By Daniel Luzer

For-profit colleges have a lot of adversaries. Some of the most vocal advocates of the industry, however, often come from within. Instructors, administrators, and even students at for-profit schools are quite vocal about how good these schools are and how important it is to keep them open and operating more or less as they do now.

One institution closely affiliated with for-profit schools, the American military, is becoming a little more critical, however. According to an article by Joyce Jones in Diverse Issues in Higher Education:

For-profit universities and colleges are under an unflattering spotlight once again as congressional lawmakers and Department of Defense officials explore whether they are exploiting the military’s tuition assistance program.

The department currently monitors regular education programs on military installations but online programs are allowed to run pretty much as they wish, with little additional oversight from the military. Under a proposed new rule the Defense Department would “monitor the quality of online programs to ensure that they are sufficiently rigorous.”

In 2010 Defense will spend about $580 million for soldiers to members to take college courses. About 40 percent of that, or $232 million, went to for-profit colleges. The majority of this goes to pay for online classes.
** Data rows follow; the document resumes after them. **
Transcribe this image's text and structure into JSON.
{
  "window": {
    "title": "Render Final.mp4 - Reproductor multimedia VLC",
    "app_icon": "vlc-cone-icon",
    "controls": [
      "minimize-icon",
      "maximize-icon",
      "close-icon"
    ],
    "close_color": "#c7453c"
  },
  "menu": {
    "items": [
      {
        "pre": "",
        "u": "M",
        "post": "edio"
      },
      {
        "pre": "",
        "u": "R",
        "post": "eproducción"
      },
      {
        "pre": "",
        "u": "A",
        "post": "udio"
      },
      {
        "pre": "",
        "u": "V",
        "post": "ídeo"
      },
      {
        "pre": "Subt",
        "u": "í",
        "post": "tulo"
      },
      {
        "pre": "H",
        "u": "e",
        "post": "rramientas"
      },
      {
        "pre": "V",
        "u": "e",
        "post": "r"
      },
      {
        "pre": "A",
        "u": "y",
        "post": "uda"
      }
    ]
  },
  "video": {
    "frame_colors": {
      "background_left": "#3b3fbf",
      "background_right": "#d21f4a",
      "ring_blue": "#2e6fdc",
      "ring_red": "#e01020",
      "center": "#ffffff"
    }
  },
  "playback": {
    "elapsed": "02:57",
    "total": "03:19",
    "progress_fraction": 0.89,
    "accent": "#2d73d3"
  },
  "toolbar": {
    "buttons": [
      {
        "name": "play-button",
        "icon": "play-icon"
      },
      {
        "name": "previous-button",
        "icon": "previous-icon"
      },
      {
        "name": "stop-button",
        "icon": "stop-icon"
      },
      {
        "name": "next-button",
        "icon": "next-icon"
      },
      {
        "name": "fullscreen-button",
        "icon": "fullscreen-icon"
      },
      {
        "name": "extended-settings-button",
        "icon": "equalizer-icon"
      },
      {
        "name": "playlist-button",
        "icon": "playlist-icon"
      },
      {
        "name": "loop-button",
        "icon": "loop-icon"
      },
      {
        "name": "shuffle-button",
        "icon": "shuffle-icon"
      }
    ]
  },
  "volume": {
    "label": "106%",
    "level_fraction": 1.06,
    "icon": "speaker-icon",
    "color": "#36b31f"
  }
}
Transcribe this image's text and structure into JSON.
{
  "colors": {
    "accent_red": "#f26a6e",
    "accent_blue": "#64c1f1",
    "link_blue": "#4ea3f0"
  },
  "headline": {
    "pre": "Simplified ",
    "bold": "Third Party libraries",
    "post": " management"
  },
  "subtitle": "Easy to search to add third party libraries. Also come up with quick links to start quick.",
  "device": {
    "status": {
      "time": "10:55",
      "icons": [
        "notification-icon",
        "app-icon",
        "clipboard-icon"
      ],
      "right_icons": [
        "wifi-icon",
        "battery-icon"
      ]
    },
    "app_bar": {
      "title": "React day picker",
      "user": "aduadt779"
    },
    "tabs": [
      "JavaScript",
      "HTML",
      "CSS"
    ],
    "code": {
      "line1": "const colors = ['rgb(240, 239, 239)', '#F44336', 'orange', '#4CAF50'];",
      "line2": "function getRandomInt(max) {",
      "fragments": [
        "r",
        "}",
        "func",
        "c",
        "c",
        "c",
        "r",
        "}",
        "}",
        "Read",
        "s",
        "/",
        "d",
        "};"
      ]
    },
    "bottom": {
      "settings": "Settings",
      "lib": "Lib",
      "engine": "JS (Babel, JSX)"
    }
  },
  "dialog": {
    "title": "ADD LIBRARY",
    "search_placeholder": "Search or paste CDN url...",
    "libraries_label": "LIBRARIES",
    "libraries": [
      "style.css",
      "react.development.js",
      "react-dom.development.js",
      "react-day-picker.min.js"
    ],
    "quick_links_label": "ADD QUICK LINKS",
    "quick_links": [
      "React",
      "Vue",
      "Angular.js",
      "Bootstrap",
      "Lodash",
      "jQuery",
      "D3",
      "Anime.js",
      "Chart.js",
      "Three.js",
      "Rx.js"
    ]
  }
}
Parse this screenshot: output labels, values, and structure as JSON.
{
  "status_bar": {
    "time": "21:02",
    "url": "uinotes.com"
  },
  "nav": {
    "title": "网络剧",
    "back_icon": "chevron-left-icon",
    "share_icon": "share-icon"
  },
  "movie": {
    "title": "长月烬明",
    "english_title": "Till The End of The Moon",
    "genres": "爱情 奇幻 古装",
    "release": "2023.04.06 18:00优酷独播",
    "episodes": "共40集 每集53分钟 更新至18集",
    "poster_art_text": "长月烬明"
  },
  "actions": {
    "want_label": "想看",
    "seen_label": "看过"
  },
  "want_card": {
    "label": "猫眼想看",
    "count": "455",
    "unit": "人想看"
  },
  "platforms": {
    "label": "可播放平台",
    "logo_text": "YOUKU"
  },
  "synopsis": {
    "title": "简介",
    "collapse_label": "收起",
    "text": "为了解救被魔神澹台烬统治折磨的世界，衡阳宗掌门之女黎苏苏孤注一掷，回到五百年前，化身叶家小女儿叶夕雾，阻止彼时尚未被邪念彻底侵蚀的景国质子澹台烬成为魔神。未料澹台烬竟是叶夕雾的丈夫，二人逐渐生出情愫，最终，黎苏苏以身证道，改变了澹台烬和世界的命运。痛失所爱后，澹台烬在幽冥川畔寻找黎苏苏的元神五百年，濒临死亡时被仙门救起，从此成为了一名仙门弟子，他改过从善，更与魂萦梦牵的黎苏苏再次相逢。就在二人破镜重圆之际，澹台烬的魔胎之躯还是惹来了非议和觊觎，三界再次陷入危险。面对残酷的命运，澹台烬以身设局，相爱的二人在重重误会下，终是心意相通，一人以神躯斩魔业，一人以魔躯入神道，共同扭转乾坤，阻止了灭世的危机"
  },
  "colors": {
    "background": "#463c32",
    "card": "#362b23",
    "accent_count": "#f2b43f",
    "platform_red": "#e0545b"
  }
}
Daniel Luzer is the news editor at Governing Magazine and former web editor of the Washington Monthly. Find him on Twitter: @Daniel_Luzer